__THE PROBLEM__: In the listing below, identify each line with the word "text" and return those lines.
□ □ □ □ □
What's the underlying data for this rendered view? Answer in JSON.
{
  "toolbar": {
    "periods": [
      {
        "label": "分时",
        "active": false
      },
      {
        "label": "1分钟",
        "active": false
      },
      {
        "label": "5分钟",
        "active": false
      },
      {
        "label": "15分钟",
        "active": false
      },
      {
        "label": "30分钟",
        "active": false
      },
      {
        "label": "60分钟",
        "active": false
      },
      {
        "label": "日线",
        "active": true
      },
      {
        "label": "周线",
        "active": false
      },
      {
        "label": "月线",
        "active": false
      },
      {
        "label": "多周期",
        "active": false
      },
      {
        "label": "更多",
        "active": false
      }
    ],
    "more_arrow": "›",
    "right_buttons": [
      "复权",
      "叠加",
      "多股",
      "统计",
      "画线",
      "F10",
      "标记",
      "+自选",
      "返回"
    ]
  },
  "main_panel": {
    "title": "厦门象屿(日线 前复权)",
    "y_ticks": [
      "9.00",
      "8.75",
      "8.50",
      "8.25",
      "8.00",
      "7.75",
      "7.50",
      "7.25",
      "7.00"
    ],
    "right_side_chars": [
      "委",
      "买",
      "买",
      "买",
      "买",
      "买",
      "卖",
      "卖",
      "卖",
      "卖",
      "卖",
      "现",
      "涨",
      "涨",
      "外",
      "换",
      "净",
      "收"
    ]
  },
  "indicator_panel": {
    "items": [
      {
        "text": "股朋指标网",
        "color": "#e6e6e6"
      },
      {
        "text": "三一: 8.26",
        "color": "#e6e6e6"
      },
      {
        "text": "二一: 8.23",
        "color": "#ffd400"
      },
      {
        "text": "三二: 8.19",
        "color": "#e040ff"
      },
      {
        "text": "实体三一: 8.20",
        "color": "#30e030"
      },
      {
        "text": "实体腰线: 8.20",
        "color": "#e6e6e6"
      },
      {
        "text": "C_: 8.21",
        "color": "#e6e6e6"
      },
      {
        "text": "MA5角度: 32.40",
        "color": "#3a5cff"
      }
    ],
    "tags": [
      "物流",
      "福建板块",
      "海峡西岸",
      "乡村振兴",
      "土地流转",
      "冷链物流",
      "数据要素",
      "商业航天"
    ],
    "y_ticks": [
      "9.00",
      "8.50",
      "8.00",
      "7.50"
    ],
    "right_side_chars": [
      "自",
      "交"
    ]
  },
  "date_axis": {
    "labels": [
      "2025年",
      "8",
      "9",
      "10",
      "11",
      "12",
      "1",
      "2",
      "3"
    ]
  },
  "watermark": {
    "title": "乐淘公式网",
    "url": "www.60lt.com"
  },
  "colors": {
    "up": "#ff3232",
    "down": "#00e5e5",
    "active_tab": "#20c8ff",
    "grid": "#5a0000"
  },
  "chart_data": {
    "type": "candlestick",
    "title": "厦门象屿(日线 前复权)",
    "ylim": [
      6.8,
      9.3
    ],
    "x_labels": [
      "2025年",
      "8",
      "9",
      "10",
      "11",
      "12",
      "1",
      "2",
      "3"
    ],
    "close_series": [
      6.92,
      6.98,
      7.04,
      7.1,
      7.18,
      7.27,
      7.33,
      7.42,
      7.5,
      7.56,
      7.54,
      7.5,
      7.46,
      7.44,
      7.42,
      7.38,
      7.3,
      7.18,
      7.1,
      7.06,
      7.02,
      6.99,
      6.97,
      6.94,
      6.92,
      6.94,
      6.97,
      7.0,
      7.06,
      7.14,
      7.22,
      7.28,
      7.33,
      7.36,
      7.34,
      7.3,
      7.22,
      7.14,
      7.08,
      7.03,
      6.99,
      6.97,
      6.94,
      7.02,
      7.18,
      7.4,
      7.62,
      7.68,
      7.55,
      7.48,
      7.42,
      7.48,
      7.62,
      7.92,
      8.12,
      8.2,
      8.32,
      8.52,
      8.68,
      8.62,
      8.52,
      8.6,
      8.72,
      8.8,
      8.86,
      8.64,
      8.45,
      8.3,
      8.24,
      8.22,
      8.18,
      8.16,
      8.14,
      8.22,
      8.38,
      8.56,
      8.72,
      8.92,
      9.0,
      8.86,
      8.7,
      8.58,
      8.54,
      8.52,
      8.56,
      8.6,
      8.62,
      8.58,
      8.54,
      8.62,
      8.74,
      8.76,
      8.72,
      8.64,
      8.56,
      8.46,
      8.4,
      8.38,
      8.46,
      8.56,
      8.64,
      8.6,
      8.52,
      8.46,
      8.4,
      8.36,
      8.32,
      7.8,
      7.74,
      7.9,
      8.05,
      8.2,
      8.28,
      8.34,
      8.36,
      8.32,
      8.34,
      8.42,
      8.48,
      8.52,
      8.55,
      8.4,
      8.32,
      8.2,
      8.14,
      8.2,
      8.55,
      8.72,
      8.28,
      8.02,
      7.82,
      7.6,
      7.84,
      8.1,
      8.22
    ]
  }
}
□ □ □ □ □
__RESPONSE AREA__:
        "text": "股朋指标网",
        "text": "三一: 8.26",
        "text": "二一: 8.23",
        "text": "三二: 8.19",
        "text": "实体三一: 8.20",
        "text": "实体腰线: 8.20",
        "text": "C_: 8.21",
        "text": "MA5角度: 32.40",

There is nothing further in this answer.